(Entries from a dataset of interfaces)
Segment Open

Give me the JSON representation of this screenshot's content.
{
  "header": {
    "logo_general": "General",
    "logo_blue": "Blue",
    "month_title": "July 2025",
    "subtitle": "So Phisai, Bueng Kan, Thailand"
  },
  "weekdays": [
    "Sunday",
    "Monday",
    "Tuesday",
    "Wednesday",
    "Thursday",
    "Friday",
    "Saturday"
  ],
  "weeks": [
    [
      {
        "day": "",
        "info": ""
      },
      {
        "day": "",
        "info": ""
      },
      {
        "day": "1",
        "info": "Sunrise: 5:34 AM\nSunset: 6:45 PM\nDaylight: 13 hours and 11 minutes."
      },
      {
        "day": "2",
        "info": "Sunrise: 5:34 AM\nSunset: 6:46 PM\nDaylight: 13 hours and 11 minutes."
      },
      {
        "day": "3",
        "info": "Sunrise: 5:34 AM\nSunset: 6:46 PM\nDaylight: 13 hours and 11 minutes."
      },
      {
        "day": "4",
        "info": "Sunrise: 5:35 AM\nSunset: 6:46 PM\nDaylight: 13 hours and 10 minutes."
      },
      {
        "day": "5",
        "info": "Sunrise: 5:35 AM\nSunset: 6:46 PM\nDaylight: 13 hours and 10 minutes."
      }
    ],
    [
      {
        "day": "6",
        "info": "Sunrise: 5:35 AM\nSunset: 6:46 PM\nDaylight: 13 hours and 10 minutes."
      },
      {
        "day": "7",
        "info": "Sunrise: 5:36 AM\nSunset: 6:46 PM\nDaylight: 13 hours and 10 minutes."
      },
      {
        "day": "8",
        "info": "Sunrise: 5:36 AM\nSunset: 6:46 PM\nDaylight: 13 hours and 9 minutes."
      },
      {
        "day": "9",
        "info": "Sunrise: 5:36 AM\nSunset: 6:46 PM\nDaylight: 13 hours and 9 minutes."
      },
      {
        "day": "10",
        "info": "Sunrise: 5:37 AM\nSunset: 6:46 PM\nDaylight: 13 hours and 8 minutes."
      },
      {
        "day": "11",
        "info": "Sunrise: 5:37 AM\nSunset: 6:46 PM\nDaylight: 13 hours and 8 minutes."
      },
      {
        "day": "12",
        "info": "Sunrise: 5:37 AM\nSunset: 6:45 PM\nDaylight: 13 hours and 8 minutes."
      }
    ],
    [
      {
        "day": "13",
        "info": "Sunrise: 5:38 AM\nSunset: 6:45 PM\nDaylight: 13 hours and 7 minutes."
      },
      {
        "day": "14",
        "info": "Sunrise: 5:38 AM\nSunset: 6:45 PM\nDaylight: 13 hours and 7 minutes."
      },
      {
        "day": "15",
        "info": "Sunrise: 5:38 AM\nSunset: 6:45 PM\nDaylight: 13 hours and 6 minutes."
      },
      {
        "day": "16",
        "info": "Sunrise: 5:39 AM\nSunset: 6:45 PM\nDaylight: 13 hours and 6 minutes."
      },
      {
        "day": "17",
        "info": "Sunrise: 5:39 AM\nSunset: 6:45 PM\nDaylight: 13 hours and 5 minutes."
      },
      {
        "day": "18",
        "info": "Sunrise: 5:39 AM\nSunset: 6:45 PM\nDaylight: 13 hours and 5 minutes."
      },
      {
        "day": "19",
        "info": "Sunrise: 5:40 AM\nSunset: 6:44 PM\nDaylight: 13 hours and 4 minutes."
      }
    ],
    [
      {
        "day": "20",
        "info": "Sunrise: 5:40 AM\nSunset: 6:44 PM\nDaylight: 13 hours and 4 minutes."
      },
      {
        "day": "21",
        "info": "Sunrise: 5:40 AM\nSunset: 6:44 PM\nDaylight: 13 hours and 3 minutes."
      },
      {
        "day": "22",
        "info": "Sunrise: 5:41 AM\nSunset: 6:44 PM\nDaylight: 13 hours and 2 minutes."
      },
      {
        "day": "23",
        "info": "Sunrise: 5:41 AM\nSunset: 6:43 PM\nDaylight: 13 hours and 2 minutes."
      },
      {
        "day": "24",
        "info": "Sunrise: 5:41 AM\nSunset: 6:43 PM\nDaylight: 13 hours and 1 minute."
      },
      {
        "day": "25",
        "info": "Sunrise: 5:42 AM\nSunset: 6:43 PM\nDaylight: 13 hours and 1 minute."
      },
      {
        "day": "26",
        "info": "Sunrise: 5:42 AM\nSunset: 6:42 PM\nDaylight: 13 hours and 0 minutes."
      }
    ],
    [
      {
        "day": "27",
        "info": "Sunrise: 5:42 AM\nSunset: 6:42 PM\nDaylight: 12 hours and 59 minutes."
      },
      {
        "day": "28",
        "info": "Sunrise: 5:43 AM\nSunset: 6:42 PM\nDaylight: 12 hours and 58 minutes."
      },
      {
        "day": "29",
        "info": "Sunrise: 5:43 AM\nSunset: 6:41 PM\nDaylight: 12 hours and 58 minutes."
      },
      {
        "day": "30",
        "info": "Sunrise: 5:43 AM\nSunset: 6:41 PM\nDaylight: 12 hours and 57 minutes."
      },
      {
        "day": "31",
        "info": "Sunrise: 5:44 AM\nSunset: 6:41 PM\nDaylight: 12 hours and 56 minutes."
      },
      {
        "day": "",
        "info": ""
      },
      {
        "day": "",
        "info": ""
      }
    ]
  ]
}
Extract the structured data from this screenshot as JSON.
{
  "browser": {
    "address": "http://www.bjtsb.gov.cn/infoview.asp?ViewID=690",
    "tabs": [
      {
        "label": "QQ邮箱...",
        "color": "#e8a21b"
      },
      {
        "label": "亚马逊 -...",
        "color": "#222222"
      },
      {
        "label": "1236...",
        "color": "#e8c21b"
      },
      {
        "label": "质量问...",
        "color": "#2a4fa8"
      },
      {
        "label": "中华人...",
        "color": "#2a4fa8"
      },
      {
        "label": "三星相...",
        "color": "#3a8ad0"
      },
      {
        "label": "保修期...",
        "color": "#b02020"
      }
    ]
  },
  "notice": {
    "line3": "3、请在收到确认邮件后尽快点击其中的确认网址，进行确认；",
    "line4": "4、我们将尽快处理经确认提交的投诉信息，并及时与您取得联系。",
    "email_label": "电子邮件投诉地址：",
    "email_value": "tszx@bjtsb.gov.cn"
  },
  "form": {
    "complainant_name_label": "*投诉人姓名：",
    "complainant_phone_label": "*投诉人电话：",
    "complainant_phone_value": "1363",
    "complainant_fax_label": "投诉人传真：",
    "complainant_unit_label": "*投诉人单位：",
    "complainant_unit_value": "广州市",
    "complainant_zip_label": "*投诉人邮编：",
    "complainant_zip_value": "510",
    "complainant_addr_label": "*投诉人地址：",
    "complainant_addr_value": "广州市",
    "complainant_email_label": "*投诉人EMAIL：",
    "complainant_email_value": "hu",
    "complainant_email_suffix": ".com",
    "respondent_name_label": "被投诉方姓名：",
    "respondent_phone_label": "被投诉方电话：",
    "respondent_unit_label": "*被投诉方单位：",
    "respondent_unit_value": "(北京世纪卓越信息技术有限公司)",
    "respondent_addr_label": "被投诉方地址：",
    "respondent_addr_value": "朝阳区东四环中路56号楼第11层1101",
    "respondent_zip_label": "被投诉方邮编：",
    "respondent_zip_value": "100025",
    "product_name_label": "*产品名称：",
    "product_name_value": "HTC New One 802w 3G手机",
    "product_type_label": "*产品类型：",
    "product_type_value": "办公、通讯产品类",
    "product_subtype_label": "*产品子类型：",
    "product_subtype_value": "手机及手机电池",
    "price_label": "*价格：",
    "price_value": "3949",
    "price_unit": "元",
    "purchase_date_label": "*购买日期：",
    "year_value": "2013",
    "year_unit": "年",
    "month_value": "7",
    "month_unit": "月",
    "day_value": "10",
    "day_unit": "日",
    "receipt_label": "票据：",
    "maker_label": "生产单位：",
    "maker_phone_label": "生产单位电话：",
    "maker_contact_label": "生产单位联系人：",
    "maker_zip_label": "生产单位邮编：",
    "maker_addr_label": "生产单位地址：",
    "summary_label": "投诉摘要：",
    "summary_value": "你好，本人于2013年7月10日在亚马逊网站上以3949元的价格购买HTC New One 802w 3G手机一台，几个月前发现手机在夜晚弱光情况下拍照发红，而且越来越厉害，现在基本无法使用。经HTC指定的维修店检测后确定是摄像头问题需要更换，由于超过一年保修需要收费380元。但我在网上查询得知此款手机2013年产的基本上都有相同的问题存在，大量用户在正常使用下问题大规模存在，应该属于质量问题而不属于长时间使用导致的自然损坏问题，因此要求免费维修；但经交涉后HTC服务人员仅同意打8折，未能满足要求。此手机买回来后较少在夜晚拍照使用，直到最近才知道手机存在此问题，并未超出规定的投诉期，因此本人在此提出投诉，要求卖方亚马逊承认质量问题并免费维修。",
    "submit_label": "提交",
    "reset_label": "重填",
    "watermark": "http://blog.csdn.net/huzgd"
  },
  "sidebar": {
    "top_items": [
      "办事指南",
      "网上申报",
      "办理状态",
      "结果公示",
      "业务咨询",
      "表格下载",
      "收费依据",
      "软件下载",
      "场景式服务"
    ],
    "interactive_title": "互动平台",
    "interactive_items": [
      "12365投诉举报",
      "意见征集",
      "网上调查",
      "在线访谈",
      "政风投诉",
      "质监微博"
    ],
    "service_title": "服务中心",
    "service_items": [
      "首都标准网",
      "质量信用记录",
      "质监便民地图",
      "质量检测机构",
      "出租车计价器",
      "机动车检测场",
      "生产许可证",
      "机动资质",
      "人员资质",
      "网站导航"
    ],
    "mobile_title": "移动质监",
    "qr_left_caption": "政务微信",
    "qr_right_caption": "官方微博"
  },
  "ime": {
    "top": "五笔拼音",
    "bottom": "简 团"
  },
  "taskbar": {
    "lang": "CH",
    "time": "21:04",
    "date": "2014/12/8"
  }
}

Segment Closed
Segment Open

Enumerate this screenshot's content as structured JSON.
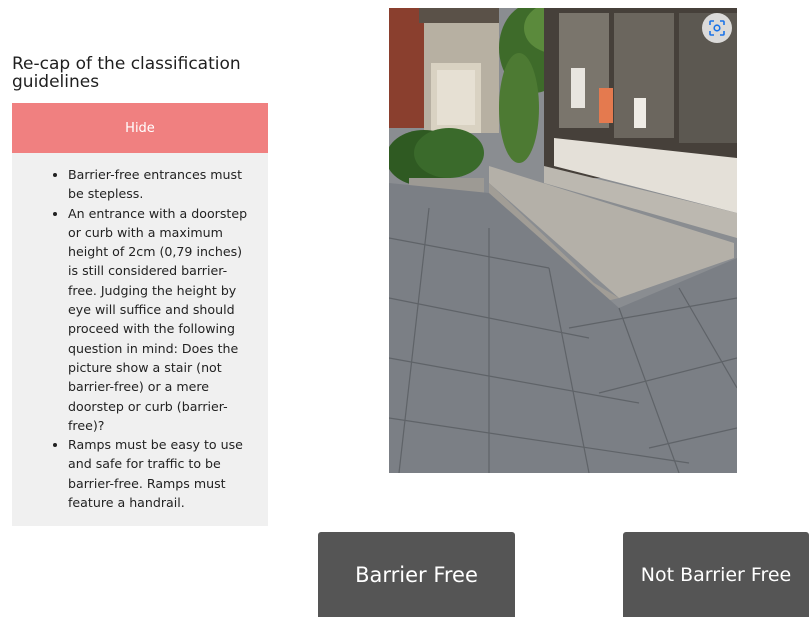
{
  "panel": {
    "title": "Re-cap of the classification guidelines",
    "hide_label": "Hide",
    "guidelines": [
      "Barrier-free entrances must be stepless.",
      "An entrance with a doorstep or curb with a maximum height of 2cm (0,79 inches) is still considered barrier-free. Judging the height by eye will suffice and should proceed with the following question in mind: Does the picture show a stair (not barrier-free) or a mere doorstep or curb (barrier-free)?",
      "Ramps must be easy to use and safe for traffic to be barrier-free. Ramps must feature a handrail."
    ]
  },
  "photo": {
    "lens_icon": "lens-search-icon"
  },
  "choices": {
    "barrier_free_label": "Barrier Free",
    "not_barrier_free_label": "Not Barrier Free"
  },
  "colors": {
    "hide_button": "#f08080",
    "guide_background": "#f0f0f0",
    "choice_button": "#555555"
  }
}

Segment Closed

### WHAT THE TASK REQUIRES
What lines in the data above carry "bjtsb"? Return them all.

### THE COMPLETED TASK
    "address": "http://www.bjtsb.gov.cn/infoview.asp?ViewID=690",
    "email_value": "tszx@bjtsb.gov.cn"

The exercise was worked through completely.